Posted Thursday, January 26, 2012 5:09 PM By Kenneth M. Fisher QuoTSCumque, 11:50 AM, You are right, thanks for the correction. God bless, yours in Their Hearts, Kenneth M. Fisher

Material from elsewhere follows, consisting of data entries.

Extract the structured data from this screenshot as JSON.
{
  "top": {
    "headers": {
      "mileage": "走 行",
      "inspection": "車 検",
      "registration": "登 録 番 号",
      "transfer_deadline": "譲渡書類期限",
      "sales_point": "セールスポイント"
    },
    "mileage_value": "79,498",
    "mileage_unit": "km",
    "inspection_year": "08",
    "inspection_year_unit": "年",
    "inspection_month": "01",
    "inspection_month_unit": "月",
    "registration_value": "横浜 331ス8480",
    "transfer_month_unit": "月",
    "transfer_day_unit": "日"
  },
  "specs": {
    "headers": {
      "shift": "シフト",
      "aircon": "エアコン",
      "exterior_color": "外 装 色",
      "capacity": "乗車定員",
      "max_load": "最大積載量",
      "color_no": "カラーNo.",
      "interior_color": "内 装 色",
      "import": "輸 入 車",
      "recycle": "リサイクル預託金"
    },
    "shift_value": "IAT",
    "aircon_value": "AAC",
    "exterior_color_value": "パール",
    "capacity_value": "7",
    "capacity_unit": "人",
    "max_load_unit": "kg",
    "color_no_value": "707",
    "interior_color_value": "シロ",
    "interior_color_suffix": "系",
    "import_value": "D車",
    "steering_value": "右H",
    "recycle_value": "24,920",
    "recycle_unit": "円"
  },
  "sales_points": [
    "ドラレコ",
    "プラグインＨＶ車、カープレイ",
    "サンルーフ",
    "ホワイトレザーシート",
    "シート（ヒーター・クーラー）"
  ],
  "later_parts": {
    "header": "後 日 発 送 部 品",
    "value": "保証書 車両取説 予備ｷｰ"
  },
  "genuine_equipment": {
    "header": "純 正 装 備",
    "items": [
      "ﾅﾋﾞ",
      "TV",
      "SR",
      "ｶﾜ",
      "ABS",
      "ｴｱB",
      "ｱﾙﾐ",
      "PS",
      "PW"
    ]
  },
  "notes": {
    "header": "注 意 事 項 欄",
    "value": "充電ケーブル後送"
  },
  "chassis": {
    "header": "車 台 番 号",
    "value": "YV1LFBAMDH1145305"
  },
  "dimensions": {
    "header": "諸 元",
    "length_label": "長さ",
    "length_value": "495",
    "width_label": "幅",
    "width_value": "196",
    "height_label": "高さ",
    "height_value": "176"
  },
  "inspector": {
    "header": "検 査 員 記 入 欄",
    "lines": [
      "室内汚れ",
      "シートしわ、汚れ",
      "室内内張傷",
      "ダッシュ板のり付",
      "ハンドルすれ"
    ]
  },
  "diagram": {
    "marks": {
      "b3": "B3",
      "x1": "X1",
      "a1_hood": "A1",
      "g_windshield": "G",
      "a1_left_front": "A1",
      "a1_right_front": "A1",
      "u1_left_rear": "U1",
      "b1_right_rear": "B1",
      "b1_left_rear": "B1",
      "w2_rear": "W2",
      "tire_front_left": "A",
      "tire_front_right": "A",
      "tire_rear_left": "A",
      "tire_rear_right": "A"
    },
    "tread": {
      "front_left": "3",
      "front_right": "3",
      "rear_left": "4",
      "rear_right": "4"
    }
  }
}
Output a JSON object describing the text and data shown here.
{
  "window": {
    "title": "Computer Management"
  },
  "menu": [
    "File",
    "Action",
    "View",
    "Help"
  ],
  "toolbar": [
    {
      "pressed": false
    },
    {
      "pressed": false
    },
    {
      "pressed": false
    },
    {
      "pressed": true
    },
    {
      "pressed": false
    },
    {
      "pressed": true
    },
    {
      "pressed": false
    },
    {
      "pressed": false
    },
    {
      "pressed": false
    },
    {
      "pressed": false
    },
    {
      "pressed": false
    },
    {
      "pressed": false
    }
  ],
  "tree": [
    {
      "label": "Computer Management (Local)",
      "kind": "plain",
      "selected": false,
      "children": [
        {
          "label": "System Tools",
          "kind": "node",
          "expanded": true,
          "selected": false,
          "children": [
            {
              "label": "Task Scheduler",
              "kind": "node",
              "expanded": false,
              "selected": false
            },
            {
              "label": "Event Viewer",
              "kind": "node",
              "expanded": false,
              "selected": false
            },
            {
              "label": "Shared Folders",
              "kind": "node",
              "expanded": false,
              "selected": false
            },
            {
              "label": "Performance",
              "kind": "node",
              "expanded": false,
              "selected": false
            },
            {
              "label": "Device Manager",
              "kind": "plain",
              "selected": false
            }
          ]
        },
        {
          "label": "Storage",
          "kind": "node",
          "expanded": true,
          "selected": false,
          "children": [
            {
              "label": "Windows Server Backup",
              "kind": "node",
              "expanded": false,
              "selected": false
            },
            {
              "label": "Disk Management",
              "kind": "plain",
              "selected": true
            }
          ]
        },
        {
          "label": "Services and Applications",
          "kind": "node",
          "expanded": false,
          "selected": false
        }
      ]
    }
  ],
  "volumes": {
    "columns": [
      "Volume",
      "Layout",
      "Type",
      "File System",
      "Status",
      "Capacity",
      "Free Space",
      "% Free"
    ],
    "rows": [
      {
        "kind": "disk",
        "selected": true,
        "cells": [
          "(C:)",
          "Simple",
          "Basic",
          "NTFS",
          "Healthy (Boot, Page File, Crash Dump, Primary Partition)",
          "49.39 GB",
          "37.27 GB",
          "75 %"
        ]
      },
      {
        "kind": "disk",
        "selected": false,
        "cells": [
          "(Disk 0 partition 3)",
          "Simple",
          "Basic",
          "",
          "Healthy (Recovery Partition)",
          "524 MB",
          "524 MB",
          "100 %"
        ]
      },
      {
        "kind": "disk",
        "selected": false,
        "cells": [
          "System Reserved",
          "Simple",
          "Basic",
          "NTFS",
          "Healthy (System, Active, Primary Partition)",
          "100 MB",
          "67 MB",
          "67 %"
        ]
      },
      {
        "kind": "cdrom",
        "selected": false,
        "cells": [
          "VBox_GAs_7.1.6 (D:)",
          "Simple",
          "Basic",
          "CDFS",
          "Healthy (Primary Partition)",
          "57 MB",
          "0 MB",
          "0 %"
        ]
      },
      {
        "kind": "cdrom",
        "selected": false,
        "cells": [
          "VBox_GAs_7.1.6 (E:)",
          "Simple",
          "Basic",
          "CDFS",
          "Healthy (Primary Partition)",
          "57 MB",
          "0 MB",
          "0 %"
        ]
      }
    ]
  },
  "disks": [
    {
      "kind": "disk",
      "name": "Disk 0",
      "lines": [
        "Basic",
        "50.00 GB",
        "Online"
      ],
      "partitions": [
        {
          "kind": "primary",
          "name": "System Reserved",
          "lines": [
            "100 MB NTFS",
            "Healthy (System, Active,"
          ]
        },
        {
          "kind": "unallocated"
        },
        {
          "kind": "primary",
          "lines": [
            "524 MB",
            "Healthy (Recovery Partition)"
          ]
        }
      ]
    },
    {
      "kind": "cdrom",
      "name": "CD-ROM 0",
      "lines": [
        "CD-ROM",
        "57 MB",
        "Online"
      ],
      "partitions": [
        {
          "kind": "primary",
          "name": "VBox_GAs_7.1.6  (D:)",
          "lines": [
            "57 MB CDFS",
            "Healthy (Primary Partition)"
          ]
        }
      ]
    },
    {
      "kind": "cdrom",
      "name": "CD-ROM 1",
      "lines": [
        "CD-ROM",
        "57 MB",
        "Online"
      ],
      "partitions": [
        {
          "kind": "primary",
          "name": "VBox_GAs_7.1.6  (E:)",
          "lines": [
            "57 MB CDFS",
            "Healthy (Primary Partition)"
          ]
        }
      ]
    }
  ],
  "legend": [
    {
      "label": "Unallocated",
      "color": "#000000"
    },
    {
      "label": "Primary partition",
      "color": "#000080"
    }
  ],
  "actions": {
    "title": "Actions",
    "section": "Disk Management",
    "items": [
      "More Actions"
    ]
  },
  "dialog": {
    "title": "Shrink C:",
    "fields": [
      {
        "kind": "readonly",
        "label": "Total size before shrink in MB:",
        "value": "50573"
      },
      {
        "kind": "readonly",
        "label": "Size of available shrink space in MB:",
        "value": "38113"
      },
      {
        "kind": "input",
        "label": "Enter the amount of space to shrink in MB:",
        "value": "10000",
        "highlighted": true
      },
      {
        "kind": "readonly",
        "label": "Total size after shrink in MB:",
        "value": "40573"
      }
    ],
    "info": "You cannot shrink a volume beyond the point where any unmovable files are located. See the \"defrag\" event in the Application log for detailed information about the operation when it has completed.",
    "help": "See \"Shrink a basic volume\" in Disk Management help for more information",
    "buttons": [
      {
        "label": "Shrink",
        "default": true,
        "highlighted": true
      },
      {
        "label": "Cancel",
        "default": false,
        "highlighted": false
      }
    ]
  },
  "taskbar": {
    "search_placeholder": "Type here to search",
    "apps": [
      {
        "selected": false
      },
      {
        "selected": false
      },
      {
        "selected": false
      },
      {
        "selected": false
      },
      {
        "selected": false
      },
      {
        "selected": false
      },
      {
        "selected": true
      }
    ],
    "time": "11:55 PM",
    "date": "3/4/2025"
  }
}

Posted Sunday, January 29, 2012 11:09 PM By QuoTSCumque Good eye, Ken! And you’re welcome. I’m sure you just slipped on that, but I was afraid others might be confused, is all. Regarding the church, I was most impressed with the obvious quality of construction details. St. Vincent de Paul was considered rather costly to build at the time, but by today’s standards, it would likely take about 10 times the funds to do it all over again. The materials they had at that time were higher quality, especially in the solid wood lumber. And there is a LOT of solid wood lumber inside. The altar area is utterly surrounded by superb hardwoods, crafted with consummate skill. I had the feeling that I was looking at work done by European masters, such as those who built the old wooden ships. For example, there is a door on the left side of the altar that opens to a hallway that runs from the nave area back to the sacristy. The door is over a foot THICK, and the strike edge has a curve built in, such that as the door swings closed, the clearance from the strike edge of the door to the jamb never varies by much, and is kept to about 1/8″ (one-eighth of an inch). When the door is open, you can see that the strike jamb is also curved with the same contour as the door’s. Astounding! There are rows of seats built into the walls on the left and right of the sanctuary, with Gothic ornamentation above each seat, where priests and bishops used to sit for solemn ceremonies. This was rather commonplace in traditional cathedrals worldwide (before Vatican II). I have heard that Mr. Doheny was in favor of this being at least an alternative Cathedral for Los Angeles, if not the principal one. Finally, the most important feature to me was the fact that the main altar is still intact, and that in about 20 minutes a small crew of men could move the Novus Ordo table out of the way and clear the sanctuary for use for a Canonized Traditional Latin Mass. We are all greatly indebted to Edward Doheny for having the foresight to build this treasure when it was p